A traditional Welsh dish has been successful in applying for protected food status.
Welsh Laverbread has been awarded special designation under European law, meaning no other producer can use its name.
The dish is made from cooked nori seaweed picked from the Welsh coast.
It joins the likes of Anglesey Sea Salt, Conwy Mussels, Pembrokeshire Early Potatoes and Welsh Lamb which have already been granted the status.
The recognition comes after a four year application process by Selwyn's Seafood, based in Penclawdd in Gower, Swansea.
- Laverbread's taste and appearance is affected by the cleanliness and temperature of the sea water, as well as the method of producing it, making it a characteristic of its origin.
- Collecting the laver, a type of seaweed, to make Welsh Laverbread was a small cottage industry in Pembrokeshire, dating back to 1800. The laver was thrown over thatched huts to dry before being sold to businesses in Swansea where it was cooked into Welsh Laverbread and sold at local markets.

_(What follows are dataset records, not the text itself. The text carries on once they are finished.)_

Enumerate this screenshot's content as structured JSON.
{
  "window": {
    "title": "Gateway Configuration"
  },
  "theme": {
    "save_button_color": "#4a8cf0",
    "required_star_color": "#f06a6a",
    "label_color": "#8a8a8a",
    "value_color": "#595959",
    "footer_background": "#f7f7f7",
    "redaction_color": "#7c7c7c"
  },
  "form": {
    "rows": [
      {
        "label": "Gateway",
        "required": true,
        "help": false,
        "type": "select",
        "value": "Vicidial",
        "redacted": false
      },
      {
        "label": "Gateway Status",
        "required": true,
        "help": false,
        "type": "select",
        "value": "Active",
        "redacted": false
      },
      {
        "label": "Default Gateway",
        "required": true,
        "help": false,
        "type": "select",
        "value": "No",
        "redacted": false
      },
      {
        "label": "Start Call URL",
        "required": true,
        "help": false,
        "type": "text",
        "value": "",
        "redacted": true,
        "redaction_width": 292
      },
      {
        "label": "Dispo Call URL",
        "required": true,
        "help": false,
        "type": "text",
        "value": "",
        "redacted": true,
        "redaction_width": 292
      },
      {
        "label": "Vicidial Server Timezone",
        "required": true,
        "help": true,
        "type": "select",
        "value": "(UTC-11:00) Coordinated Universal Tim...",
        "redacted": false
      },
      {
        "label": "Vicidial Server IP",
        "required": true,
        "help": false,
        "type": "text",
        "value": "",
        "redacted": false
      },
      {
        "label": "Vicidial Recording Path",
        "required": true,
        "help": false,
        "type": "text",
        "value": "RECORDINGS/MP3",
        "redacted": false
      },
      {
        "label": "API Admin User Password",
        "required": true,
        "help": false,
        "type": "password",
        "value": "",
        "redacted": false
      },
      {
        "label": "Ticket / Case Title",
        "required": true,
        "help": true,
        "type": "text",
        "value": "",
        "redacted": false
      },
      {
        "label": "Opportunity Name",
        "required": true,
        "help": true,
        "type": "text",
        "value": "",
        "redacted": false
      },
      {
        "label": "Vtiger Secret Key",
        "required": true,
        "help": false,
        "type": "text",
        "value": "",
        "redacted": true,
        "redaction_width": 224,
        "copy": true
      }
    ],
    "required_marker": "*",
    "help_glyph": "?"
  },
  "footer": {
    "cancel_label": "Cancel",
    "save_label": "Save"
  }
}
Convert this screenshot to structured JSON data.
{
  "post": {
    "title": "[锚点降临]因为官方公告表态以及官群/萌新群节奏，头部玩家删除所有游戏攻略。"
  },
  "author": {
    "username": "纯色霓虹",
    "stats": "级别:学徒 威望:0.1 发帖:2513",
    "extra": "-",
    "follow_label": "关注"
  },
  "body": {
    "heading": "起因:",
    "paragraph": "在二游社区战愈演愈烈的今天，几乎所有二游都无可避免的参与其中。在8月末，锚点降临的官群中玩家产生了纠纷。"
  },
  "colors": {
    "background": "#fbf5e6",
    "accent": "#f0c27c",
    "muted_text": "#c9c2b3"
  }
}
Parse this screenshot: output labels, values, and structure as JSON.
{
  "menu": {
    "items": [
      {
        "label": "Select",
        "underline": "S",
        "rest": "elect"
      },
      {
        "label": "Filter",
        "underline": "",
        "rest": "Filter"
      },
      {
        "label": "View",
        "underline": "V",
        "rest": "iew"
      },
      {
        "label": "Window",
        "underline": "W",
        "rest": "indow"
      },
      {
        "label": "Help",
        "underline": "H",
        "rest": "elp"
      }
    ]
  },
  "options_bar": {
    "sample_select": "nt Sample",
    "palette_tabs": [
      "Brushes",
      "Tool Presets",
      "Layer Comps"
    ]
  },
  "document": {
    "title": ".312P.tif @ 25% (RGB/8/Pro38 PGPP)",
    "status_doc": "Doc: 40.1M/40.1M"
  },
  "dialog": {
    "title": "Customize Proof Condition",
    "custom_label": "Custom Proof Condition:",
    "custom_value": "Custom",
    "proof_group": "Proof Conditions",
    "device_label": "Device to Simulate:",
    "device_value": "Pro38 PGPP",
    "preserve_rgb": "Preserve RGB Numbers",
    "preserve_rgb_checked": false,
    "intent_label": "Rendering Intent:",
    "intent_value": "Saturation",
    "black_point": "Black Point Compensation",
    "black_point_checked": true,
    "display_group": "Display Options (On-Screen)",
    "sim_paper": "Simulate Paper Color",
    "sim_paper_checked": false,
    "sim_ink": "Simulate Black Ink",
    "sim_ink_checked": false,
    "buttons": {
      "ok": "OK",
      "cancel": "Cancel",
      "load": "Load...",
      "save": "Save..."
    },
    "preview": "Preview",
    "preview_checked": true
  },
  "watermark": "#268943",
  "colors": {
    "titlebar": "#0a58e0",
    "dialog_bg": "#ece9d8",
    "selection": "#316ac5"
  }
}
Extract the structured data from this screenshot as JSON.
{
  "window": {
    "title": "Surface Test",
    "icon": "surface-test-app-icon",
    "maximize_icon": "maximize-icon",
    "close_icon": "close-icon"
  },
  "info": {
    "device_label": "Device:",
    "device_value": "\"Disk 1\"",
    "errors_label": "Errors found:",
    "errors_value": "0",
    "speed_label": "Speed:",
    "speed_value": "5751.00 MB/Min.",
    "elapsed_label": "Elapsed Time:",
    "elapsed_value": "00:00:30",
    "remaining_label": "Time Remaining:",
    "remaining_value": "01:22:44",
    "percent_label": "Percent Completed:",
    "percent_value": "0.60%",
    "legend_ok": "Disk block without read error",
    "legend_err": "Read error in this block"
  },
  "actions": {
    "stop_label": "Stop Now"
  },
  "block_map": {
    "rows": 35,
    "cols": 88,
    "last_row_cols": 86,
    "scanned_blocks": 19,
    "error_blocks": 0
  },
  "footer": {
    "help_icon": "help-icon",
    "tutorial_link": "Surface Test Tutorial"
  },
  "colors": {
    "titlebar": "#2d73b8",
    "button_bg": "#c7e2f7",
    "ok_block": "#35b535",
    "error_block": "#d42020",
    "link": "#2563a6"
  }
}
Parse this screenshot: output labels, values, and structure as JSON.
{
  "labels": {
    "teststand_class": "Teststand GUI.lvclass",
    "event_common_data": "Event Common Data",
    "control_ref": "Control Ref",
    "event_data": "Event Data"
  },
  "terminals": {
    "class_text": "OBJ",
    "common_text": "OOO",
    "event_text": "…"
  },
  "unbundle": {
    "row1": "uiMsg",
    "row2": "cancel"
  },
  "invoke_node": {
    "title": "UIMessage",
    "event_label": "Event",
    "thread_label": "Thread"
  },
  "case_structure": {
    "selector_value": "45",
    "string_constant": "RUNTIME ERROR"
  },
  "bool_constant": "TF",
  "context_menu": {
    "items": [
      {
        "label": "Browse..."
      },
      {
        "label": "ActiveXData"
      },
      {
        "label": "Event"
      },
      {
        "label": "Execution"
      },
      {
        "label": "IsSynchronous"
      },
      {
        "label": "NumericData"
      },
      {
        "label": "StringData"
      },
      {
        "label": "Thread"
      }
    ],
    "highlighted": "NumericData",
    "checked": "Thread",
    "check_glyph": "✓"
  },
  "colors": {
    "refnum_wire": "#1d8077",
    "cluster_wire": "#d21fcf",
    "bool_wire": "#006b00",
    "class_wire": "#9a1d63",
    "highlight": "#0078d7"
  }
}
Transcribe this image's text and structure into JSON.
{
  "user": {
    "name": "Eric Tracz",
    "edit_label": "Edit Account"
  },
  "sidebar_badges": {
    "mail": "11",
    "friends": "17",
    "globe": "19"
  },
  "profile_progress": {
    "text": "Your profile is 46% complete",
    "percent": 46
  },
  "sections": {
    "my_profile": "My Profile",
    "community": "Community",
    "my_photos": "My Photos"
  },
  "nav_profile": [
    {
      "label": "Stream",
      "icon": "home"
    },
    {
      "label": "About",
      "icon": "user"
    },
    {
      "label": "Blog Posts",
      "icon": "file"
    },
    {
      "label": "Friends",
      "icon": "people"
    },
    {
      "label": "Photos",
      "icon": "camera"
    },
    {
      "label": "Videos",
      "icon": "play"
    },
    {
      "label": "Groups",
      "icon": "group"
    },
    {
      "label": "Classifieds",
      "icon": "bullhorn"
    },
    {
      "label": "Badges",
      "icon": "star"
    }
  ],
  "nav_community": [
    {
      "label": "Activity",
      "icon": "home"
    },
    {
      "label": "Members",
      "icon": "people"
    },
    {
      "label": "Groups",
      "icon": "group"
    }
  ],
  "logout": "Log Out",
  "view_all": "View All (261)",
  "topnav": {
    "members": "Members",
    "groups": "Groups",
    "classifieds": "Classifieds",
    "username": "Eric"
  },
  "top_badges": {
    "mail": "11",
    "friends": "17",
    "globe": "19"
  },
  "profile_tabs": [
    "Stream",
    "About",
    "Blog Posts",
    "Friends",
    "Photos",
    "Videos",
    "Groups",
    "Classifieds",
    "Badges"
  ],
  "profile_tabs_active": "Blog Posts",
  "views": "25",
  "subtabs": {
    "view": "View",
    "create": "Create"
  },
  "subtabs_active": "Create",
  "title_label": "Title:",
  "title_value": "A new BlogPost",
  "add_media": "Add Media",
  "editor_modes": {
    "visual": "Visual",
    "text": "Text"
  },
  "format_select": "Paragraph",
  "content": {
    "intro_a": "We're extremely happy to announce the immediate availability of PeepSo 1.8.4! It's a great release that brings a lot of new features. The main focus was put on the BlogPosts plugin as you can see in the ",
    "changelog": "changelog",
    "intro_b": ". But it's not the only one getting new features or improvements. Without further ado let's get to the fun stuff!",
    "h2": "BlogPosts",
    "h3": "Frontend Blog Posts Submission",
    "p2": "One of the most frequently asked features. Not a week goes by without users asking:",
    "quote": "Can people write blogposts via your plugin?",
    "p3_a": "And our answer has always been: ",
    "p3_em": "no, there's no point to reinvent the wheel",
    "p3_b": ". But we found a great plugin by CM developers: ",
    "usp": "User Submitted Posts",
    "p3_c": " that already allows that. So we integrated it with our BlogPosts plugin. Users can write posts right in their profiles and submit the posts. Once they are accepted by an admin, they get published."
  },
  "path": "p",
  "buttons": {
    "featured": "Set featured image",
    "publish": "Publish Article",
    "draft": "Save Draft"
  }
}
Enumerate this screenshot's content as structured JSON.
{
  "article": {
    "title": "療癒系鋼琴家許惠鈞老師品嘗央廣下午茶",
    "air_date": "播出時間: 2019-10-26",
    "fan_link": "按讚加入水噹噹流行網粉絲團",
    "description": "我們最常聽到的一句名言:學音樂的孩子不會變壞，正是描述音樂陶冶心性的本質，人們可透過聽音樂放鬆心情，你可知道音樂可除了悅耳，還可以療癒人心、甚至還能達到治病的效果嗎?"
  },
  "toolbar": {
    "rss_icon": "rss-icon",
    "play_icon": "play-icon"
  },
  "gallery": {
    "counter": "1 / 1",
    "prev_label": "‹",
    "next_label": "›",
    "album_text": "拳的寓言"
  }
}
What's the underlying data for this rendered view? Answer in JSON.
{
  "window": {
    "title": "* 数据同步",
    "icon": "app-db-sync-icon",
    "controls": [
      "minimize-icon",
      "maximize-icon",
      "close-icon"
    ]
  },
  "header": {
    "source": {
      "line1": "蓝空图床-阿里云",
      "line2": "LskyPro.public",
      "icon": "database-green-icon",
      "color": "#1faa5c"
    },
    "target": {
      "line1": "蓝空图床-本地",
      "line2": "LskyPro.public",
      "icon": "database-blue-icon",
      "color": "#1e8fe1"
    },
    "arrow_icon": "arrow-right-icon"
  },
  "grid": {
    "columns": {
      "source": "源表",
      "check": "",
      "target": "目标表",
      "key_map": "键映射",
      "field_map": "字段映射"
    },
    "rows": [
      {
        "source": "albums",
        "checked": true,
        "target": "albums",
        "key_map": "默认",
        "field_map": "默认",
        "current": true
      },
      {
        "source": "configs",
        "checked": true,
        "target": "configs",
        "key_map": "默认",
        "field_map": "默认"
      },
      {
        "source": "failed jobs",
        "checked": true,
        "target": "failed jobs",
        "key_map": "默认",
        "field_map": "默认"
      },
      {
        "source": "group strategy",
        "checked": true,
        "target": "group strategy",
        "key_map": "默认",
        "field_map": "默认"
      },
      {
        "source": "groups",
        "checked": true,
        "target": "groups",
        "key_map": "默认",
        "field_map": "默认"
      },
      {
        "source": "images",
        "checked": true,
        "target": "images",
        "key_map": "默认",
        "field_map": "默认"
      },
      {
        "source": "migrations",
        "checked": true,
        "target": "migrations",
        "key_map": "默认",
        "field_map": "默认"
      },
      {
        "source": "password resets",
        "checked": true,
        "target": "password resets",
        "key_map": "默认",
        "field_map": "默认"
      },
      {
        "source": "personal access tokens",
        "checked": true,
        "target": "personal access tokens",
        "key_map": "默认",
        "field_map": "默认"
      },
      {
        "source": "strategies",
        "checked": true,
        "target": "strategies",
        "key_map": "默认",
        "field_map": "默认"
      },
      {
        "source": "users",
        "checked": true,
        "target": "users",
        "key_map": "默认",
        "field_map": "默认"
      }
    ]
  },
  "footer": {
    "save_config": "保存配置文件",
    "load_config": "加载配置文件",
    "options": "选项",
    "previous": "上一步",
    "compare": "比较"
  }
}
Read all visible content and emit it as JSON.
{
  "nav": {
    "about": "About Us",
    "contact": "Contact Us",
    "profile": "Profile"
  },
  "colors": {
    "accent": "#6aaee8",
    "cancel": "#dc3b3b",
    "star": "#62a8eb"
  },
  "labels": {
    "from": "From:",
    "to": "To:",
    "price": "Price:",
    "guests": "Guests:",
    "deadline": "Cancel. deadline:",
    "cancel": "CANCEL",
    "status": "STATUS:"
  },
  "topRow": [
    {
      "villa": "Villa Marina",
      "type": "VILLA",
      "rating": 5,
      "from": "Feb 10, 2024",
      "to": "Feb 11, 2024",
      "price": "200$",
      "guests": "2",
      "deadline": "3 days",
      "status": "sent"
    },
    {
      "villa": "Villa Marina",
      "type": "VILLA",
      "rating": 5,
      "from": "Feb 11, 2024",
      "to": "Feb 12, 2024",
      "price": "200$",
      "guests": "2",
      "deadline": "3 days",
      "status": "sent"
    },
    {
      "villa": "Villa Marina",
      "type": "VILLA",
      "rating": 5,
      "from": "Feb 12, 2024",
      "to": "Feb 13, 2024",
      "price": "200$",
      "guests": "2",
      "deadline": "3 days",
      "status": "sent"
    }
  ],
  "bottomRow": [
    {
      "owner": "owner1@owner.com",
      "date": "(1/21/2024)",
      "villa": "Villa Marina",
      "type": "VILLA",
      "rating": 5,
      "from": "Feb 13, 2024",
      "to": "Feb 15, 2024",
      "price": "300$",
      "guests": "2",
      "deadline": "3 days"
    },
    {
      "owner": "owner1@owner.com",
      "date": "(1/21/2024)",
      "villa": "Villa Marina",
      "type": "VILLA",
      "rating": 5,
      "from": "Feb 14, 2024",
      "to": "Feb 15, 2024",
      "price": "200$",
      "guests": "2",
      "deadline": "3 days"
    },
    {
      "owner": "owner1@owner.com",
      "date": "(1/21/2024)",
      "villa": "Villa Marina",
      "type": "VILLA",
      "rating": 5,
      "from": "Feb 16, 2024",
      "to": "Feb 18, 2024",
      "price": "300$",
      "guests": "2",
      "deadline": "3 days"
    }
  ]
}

The status recognises foods which are produced, processed and prepared in a specific region using recognised expertise, such as Champagne and Parma Ham.
There are currently 80 protected names in the UK, made up of food products, wine, beers, ciders, spirits and wool.
In total, 12 Welsh products have now been awarded protected status.
Lesley Griffiths, cabinet secretary for environment and rural affairs, said: "Wales' reputation for high-quality food and drink continues to go from strength to strength."